New antimicrobials for the treatment of acute bacterial skin and skin structure infections (ABSSSI) caused by such microorganisms as Staphylococcus aureus, including methicillin-resistant strains (MRSA) and a variety of Streptococcal species have passed through the Food and Drug Administration (FDA) during the past month bringing new options to physicians and patients alike for the treatment of these infections.
The most recent occurred June 20 as the FDA announced the approval of Cubist Pharmaceutical’s, Sivextro (tedizolid phosphate). The newly approved antibacterial will be available in both oral and intravenous forms for the treatment of a variety of hard to treat gram positive skin infections.
“Today’s approval provides physicians and patients with a new treatment option for serious skin infections,” said Edward Cox, M.D., M.P.H, director of the Office of Antimicrobial Products in the FDA’s Center for Drug Evaluation and Research.
Three months ago, Cubist announced the U.S. Food and Drug Administration (FDA) Anti-Infective Drugs Advisory Committee (AIDAC) voted unanimously (14-0) for the approval of the then investigational oxazolidinone antibiotic.
The other MRSA antibiotic approval occurred on May 23 as the FDA approved Durata Therapeutics, Dalvance. The intravenous-only drug is intended to treat acute bacterial skin and skin structure infections (ABSSSI) caused by certain susceptible bacteria like Staphylococcus aureus (including methicillin-susceptible and methicillin-resistant strains) and Streptococcus pyogenes (Group A Strep).
These new antimicrobials come as the Infectious Diseases Society of America (IDSA) issued new guidelines for the diagnosis and management of SSTIs as the number of such infections has skyrocketed due to the spread of MRSA.
Outside the United States, Swiss-based global biopharmaceutical company, Debiopharm, announced this week the launch of a Phase 1 dose-escalation study of Debio 1450 (previously known as AFN-1720), a highly potent anti-infective agent that is selectively active against a large number of Staphylococcus species, including all known resistant strains such as methicillin-resistant S. aureus (MRSA) and vancomycin-intermediate S. aureus (VISA).

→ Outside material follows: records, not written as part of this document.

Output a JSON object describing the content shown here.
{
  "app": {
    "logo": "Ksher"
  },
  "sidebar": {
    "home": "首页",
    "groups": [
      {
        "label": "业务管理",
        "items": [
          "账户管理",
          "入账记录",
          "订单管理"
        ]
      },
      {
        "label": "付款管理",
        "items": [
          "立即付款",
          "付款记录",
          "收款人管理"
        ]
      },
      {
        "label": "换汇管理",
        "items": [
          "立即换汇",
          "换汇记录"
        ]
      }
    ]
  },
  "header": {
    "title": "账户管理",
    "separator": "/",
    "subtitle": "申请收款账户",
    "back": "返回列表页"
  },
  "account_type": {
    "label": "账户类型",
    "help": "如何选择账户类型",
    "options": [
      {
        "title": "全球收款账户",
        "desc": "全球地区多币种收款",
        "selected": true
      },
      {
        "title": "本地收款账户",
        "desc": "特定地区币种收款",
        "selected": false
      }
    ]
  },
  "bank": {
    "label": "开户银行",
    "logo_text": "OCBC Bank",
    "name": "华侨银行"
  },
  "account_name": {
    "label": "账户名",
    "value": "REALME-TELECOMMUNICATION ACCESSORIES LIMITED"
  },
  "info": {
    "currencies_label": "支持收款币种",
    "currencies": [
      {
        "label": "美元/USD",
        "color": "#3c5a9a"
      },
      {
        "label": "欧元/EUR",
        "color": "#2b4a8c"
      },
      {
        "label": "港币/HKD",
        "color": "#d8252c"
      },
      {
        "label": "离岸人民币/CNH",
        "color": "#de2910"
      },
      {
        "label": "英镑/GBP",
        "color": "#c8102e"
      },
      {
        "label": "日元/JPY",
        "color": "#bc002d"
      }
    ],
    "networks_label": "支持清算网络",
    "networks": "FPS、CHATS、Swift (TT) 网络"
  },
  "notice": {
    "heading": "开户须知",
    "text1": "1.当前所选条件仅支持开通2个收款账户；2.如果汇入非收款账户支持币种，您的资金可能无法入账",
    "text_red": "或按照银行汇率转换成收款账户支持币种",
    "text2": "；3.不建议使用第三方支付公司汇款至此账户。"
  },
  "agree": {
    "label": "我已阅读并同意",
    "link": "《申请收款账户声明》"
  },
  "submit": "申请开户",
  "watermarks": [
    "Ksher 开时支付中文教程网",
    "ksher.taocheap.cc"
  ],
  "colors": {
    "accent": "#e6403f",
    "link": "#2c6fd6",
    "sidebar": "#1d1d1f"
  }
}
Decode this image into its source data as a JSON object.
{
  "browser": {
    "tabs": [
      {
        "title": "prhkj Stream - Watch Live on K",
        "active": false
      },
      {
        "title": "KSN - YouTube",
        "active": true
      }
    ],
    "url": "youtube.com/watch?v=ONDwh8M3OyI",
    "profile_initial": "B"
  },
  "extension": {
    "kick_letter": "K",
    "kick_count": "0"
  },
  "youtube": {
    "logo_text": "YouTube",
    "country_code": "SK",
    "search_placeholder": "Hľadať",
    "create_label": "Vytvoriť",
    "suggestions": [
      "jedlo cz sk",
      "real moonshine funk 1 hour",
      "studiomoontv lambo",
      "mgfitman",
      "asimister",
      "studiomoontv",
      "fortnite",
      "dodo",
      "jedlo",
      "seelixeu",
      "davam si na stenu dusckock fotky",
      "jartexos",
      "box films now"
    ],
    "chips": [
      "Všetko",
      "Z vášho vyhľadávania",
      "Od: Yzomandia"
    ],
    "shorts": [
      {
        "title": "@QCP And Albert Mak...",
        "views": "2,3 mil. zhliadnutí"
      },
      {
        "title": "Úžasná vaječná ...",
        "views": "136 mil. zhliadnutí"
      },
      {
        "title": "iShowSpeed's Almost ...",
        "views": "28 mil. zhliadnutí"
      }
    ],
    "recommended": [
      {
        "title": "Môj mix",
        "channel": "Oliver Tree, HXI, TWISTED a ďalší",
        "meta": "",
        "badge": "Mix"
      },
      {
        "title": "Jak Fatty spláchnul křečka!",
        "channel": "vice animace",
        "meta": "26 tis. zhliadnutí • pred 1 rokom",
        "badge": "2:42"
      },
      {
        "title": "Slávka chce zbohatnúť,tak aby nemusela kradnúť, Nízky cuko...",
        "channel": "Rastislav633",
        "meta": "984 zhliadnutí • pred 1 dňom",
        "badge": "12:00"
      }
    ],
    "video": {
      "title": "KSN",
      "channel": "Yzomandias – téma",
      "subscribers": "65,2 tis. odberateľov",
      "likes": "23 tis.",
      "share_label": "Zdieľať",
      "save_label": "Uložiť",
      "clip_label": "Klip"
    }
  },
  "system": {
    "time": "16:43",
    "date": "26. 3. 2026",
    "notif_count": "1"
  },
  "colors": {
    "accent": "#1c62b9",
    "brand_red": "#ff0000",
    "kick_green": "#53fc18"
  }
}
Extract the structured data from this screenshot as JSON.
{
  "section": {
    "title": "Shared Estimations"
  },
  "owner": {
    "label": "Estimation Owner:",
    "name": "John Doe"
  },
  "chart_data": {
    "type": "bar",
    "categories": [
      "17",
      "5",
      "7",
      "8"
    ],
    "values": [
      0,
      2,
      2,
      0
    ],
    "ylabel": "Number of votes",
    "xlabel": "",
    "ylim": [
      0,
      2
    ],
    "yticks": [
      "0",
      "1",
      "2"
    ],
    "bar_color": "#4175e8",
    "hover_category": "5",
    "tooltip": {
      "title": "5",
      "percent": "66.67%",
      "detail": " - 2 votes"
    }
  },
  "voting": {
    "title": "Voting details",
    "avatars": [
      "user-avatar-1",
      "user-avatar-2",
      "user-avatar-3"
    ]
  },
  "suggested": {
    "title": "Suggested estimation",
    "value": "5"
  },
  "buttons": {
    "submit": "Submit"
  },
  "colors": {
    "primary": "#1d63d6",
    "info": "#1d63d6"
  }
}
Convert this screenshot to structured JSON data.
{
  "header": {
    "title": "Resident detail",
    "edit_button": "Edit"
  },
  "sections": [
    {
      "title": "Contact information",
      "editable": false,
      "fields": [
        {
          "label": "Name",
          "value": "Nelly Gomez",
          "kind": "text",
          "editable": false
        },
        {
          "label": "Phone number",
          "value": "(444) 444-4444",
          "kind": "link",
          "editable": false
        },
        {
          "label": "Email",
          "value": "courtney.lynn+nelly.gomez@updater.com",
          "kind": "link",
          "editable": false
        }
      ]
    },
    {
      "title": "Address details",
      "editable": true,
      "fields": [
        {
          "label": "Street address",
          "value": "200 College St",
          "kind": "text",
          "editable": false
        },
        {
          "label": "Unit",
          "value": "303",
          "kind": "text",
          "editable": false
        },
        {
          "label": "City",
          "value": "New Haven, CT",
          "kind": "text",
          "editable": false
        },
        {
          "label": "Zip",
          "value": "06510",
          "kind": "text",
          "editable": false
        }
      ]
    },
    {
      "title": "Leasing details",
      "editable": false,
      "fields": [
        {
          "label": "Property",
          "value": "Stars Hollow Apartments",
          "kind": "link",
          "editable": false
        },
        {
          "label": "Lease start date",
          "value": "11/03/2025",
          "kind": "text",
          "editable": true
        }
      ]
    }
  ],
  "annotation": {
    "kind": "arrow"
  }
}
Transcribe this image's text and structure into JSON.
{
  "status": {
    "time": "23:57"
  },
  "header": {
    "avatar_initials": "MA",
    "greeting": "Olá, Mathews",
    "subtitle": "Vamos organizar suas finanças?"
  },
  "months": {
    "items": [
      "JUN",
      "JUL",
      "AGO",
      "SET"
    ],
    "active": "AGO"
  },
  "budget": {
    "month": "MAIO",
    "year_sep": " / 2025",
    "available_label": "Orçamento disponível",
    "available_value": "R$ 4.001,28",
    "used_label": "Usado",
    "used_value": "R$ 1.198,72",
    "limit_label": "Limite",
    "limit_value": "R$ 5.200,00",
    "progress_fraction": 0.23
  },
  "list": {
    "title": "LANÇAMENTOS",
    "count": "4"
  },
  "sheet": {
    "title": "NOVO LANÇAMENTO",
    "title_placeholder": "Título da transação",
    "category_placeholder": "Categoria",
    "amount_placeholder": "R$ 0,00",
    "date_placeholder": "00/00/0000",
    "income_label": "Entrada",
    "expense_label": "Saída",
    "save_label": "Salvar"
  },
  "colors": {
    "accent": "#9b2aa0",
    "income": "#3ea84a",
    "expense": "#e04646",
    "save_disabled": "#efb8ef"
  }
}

The Centers for Disease Control and Prevention (CDC) says Methicillin-resistant Staphylococcus aureus (MRSA) is a bacteria that is resistant to many antibiotics. In the community, most MRSA infections are skin infections. In medical facilities, MRSA causes life-threatening bloodstream infections, pneumonia and surgical site infections. In the United States alone, 278,000 people are hospitalized and 19,000 die each year from infections caused by MRSA.